Story URL: http://news.medill.northwestern.edu/chicago/news.aspx?id=171767
Story Retrieval Date: 4/17/2015 12:10:16 PM CST

Top Stories
Features
quinnelection`

ANDREW THEEN/MEDILL

An overflow crowd of Quinn supporters gathered at the Hotel Allegro in Downtown Chicago to await the results                     


If Brady needs a shoulder to cry on, he should call Kirk Dillard

by Andrew Theen
Nov 03, 2010


Election night proved that nothing is easy in Illinois politics.

Little has changed 24 hours after the polls closed.
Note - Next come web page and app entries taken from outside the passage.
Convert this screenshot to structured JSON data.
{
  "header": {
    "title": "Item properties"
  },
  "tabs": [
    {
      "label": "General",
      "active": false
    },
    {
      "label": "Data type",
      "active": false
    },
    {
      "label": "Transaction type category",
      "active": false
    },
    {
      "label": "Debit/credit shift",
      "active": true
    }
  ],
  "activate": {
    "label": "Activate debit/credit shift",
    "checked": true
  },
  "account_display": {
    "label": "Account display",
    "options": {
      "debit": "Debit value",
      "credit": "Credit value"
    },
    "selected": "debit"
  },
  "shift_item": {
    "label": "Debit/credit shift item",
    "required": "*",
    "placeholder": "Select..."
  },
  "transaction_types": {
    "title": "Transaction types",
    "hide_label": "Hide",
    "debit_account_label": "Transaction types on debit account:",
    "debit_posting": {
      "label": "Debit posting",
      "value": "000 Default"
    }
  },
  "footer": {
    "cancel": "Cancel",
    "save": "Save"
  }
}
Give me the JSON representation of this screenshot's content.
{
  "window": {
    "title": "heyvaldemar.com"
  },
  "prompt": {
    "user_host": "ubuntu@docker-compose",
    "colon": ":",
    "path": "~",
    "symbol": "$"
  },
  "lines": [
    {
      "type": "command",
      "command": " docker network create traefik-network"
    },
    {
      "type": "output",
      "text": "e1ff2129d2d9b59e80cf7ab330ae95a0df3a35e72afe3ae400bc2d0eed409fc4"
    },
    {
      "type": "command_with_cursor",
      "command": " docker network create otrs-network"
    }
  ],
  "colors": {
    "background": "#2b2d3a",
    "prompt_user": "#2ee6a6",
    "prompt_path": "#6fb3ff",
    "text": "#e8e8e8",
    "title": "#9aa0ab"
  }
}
Gov. Pat Quinn proclaimed victory last night, but state Sen. Bill Brady still refused to concede defeat.

He's holding out hope that late-arriving absentee ballots flip his statewide deficit, hovering around 9,000 votes.
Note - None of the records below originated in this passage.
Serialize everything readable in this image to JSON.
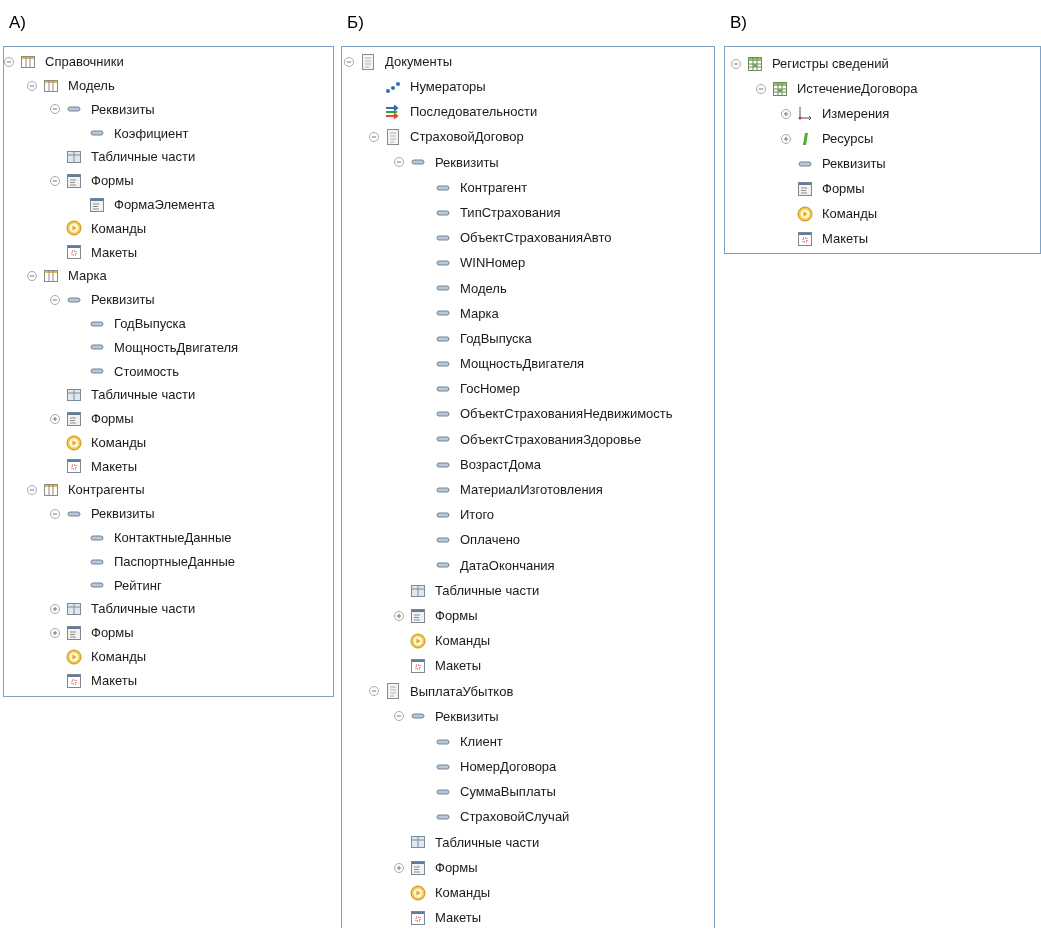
{
  "panels": [
    {
      "heading": "А)",
      "tree": [
        {
          "label": "Справочники",
          "kind": "catalog",
          "expanded": true,
          "children": [
            {
              "label": "Модель",
              "kind": "catalog",
              "expanded": true,
              "children": [
                {
                  "label": "Реквизиты",
                  "kind": "attribute",
                  "expanded": true,
                  "children": [
                    {
                      "label": "Коэфициент",
                      "kind": "attribute"
                    }
                  ]
                },
                {
                  "label": "Табличные части",
                  "kind": "tabular"
                },
                {
                  "label": "Формы",
                  "kind": "forms",
                  "expanded": true,
                  "children": [
                    {
                      "label": "ФормаЭлемента",
                      "kind": "forms"
                    }
                  ]
                },
                {
                  "label": "Команды",
                  "kind": "commands"
                },
                {
                  "label": "Макеты",
                  "kind": "templates"
                }
              ]
            },
            {
              "label": "Марка",
              "kind": "catalog",
              "expanded": true,
              "children": [
                {
                  "label": "Реквизиты",
                  "kind": "attribute",
                  "expanded": true,
                  "children": [
                    {
                      "label": "ГодВыпуска",
                      "kind": "attribute"
                    },
                    {
                      "label": "МощностьДвигателя",
                      "kind": "attribute"
                    },
                    {
                      "label": "Стоимость",
                      "kind": "attribute"
                    }
                  ]
                },
                {
                  "label": "Табличные части",
                  "kind": "tabular"
                },
                {
                  "label": "Формы",
                  "kind": "forms",
                  "expanded": false
                },
                {
                  "label": "Команды",
                  "kind": "commands"
                },
                {
                  "label": "Макеты",
                  "kind": "templates"
                }
              ]
            },
            {
              "label": "Контрагенты",
              "kind": "catalog",
              "expanded": true,
              "children": [
                {
                  "label": "Реквизиты",
                  "kind": "attribute",
                  "expanded": true,
                  "children": [
                    {
                      "label": "КонтактныеДанные",
                      "kind": "attribute"
                    },
                    {
                      "label": "ПаспортныеДанные",
                      "kind": "attribute"
                    },
                    {
                      "label": "Рейтинг",
                      "kind": "attribute"
                    }
                  ]
                },
                {
                  "label": "Табличные части",
                  "kind": "tabular",
                  "expanded": false
                },
                {
                  "label": "Формы",
                  "kind": "forms",
                  "expanded": false
                },
                {
                  "label": "Команды",
                  "kind": "commands"
                },
                {
                  "label": "Макеты",
                  "kind": "templates"
                }
              ]
            }
          ]
        }
      ]
    },
    {
      "heading": "Б)",
      "tree": [
        {
          "label": "Документы",
          "kind": "document",
          "expanded": true,
          "children": [
            {
              "label": "Нумераторы",
              "kind": "numerators"
            },
            {
              "label": "Последовательности",
              "kind": "sequences"
            },
            {
              "label": "СтраховойДоговор",
              "kind": "document",
              "expanded": true,
              "children": [
                {
                  "label": "Реквизиты",
                  "kind": "attribute",
                  "expanded": true,
                  "children": [
                    {
                      "label": "Контрагент",
                      "kind": "attribute"
                    },
                    {
                      "label": "ТипСтрахования",
                      "kind": "attribute"
                    },
                    {
                      "label": "ОбъектСтрахованияАвто",
                      "kind": "attribute"
                    },
                    {
                      "label": "WINНомер",
                      "kind": "attribute"
                    },
                    {
                      "label": "Модель",
                      "kind": "attribute"
                    },
                    {
                      "label": "Марка",
                      "kind": "attribute"
                    },
                    {
                      "label": "ГодВыпуска",
                      "kind": "attribute"
                    },
                    {
                      "label": "МощностьДвигателя",
                      "kind": "attribute"
                    },
                    {
                      "label": "ГосНомер",
                      "kind": "attribute"
                    },
                    {
                      "label": "ОбъектСтрахованияНедвижимость",
                      "kind": "attribute"
                    },
                    {
                      "label": "ОбъектСтрахованияЗдоровье",
                      "kind": "attribute"
                    },
                    {
                      "label": "ВозрастДома",
                      "kind": "attribute"
                    },
                    {
                      "label": "МатериалИзготовления",
                      "kind": "attribute"
                    },
                    {
                      "label": "Итого",
                      "kind": "attribute"
                    },
                    {
                      "label": "Оплачено",
                      "kind": "attribute"
                    },
                    {
                      "label": "ДатаОкончания",
                      "kind": "attribute"
                    }
                  ]
                },
                {
                  "label": "Табличные части",
                  "kind": "tabular"
                },
                {
                  "label": "Формы",
                  "kind": "forms",
                  "expanded": false
                },
                {
                  "label": "Команды",
                  "kind": "commands"
                },
                {
                  "label": "Макеты",
                  "kind": "templates"
                }
              ]
            },
            {
              "label": "ВыплатаУбытков",
              "kind": "document",
              "expanded": true,
              "children": [
                {
                  "label": "Реквизиты",
                  "kind": "attribute",
                  "expanded": true,
                  "children": [
                    {
                      "label": "Клиент",
                      "kind": "attribute"
                    },
                    {
                      "label": "НомерДоговора",
                      "kind": "attribute"
                    },
                    {
                      "label": "СуммаВыплаты",
                      "kind": "attribute"
                    },
                    {
                      "label": "СтраховойСлучай",
                      "kind": "attribute"
                    }
                  ]
                },
                {
                  "label": "Табличные части",
                  "kind": "tabular"
                },
                {
                  "label": "Формы",
                  "kind": "forms",
                  "expanded": false
                },
                {
                  "label": "Команды",
                  "kind": "commands"
                },
                {
                  "label": "Макеты",
                  "kind": "templates"
                }
              ]
            }
          ]
        }
      ]
    },
    {
      "heading": "В)",
      "tree": [
        {
          "label": "Регистры сведений",
          "kind": "register",
          "expanded": true,
          "children": [
            {
              "label": "ИстечениеДоговора",
              "kind": "register",
              "expanded": true,
              "children": [
                {
                  "label": "Измерения",
                  "kind": "dimensions",
                  "expanded": false
                },
                {
                  "label": "Ресурсы",
                  "kind": "resources",
                  "expanded": false
                },
                {
                  "label": "Реквизиты",
                  "kind": "attribute"
                },
                {
                  "label": "Формы",
                  "kind": "forms"
                },
                {
                  "label": "Команды",
                  "kind": "commands"
                },
                {
                  "label": "Макеты",
                  "kind": "templates"
                }
              ]
            }
          ]
        }
      ]
    }
  ]
}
“I know the importance of making sure every voice is heard, and every vote is counted,” Brady said Wednesday. “I believe we will win.”
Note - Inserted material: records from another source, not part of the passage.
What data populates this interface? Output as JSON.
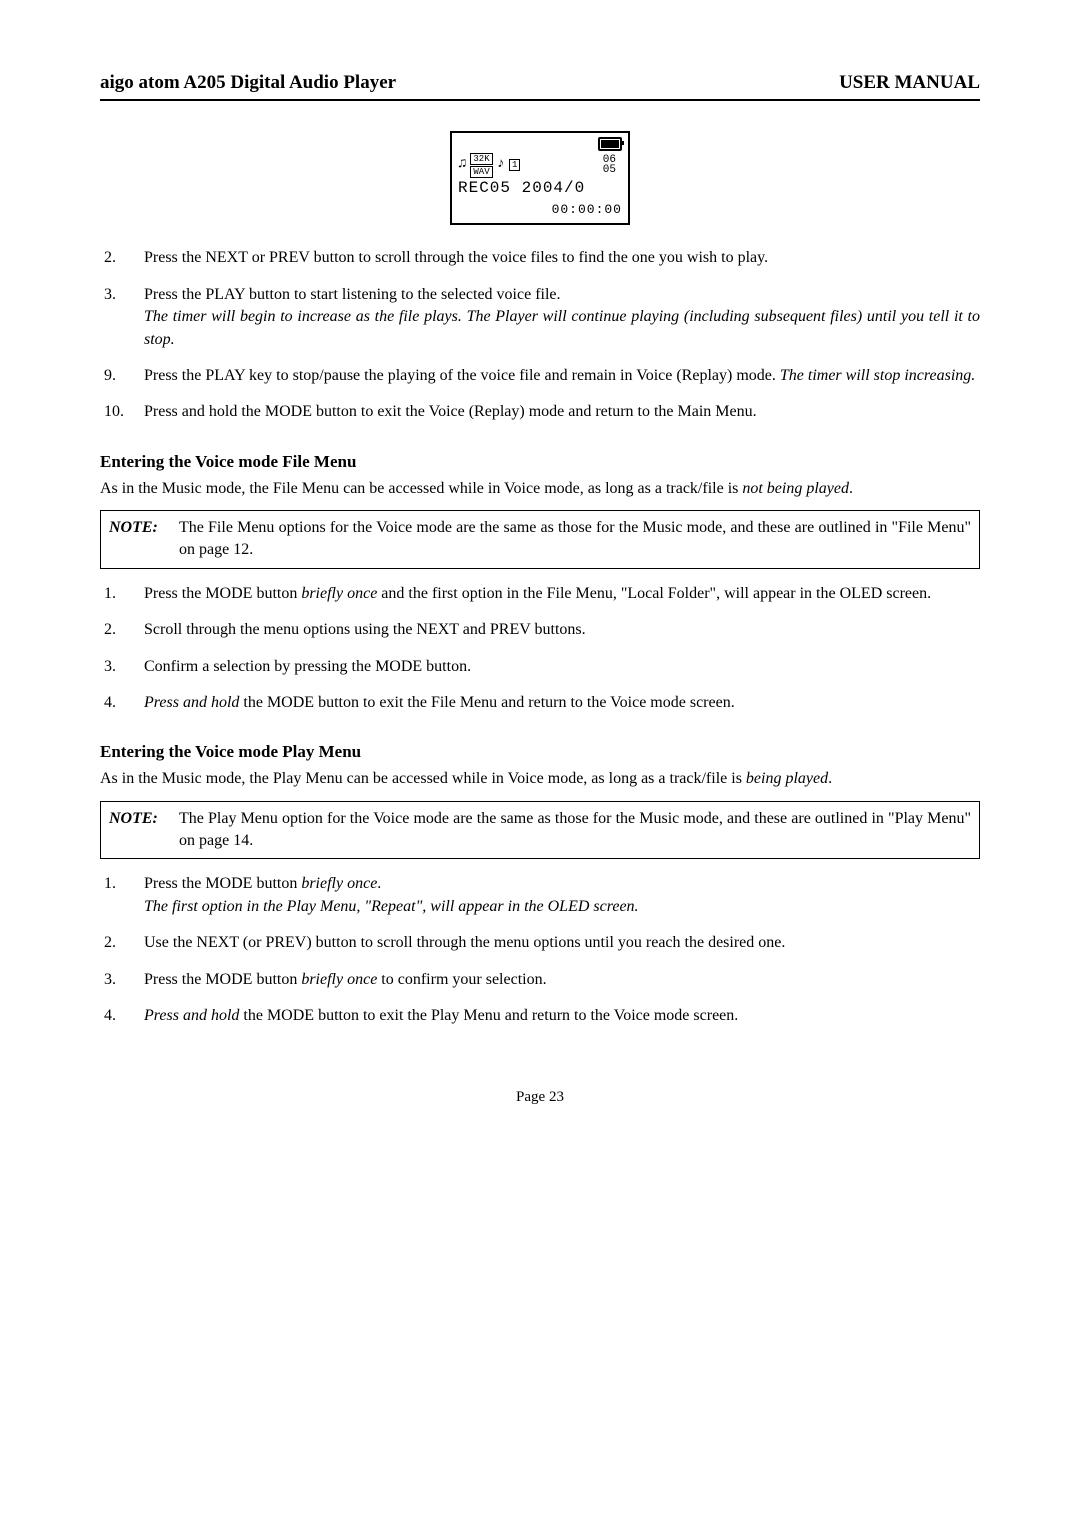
{
  "header": {
    "left": "aigo atom A205 Digital Audio Player",
    "right": "USER MANUAL"
  },
  "oled": {
    "num_top": "06",
    "num_bottom": "05",
    "line": "REC05 2004/0",
    "timer": "00:00:00",
    "box1": "32K",
    "box2": "WAV",
    "box3": "1"
  },
  "list1": {
    "i2": {
      "n": "2.",
      "t": "Press the NEXT or PREV button to scroll through the voice files to find the one you wish to play."
    },
    "i3": {
      "n": "3.",
      "t": "Press the PLAY button to start listening to the selected voice file.",
      "t2a": "The timer will begin to increase as the file plays.",
      "t2b": "  The Player will continue playing (including subsequent files) until you tell it to stop."
    },
    "i9": {
      "n": "9.",
      "t": "Press the PLAY key to stop/pause the playing of the voice file and remain in Voice (Replay) mode.   ",
      "t2": "The timer will stop increasing."
    },
    "i10": {
      "n": "10.",
      "t": "Press and hold the MODE button to exit the Voice (Replay) mode and return to the Main Menu."
    }
  },
  "sectionA": {
    "title": "Entering the Voice mode File Menu",
    "para_a": "As in the Music mode, the File Menu can be accessed while in Voice mode, as long as a track/file is ",
    "para_b": "not being played",
    "para_c": "."
  },
  "noteA": {
    "label": "NOTE:",
    "body": "The File Menu options for the Voice mode are the same as those for the Music mode, and these are outlined in \"File Menu\" on page 12."
  },
  "list2": {
    "i1": {
      "n": "1.",
      "a": "Press the MODE button ",
      "b": "briefly once",
      "c": " and the first option in the File Menu, \"Local Folder\", will appear in the OLED screen."
    },
    "i2": {
      "n": "2.",
      "t": "Scroll through the menu options using the NEXT and PREV buttons."
    },
    "i3": {
      "n": "3.",
      "t": "Confirm a selection by pressing the MODE button."
    },
    "i4": {
      "n": "4.",
      "a": "Press and hold",
      "b": " the MODE button to exit the File Menu and return to the Voice mode screen."
    }
  },
  "sectionB": {
    "title": "Entering the Voice mode Play Menu",
    "para_a": "As in the Music mode, the Play Menu can be accessed while in Voice mode, as long as a track/file is ",
    "para_b": "being played",
    "para_c": "."
  },
  "noteB": {
    "label": "NOTE:",
    "body": "The Play Menu option for the Voice mode are the same as those for the Music mode, and these are outlined in \"Play Menu\" on page 14."
  },
  "list3": {
    "i1": {
      "n": "1.",
      "a": "Press the MODE button ",
      "b": "briefly once",
      "c": ".",
      "d": "The first option in the Play Menu, \"Repeat\", will appear in the OLED screen."
    },
    "i2": {
      "n": "2.",
      "t": "Use the NEXT (or PREV) button to scroll through the menu options until you reach the desired one."
    },
    "i3": {
      "n": "3.",
      "a": "Press the MODE button ",
      "b": "briefly once",
      "c": " to confirm your selection."
    },
    "i4": {
      "n": "4.",
      "a": "Press and hold",
      "b": " the MODE button to exit the Play Menu and return to the Voice mode screen."
    }
  },
  "footer": {
    "page": "Page 23"
  }
}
A Quinn spokesman said they believe there is no path for a Brady victory.

Meanwhile, Cook County clerk officials spent the day counting ballots.

All results from Cook County are officially in, but staffers caution that the arduous task of counting incoming absentee ballots is just beginning.

The county had more than 9,000 absentee ballots that haven’t been unsealed, and that's not including ballots received Wednesday.

Michael Kasper, an election lawyer, said the latest returns show Quinn's margin growing, but it is anybody's guess what part of the state the absentee ballots will come from.

Kasper said any ballot that was postmarked by Monday must be counted, and there is a two-week grace period.

The waiting game could stretch for a month.

“You cannot contest the results of an election until the results are final,” Kasper said. Even then, results can be challenged only after the Illinois State Board of Elections certifies the results.

This isn't Brady's first experience with a cliffhanger election, and it's safe to say nobody has more insight into how he feels than his opponent in the Republican primary, state Sen. Kirk Dillard of Hinsdale.

"It's a helpless feeling that is coupled with exhaustion,” Dillard said.

Dillard came within about 200 votes statewide of beating Brady in the primary in February.
His advice to Brady, “Leave the vote counting to your staff," and take your family to dinner.

Dillard said he thinks Brady's deficit may be too much to overcome, even if absentee ballots from Brady-friendly areas are abundant. Dillard said conventional wisdom says absentee ballots from military personnel will favor Brady, but Dillard said Quinn is not your typical Democrat. “Quinn probably saw a lot of them off personally,” Dillard said of overseas military personnel.

Of his own experience, Dillard said it's easy to play Monday morning quarterback and criticize election results after the fact.

That being said, Dillard added that he thought Brady could've won the election if he brought in a heavy hitter, former Gov. Jim Edgar. “I would've run television ads featuring Gov. Edgar in Chicago the last week to solidify suburban woman voters."

If the results stand, Dillard offered some advice for Quinn.

"If Gov. Quinn holds on, he will have a clean slate and he needs to be a forceful leader and not be afraid to ruffle feathers.” For Dillard, that means Quinn needs to stand up to powerful interests within his party and labor unions.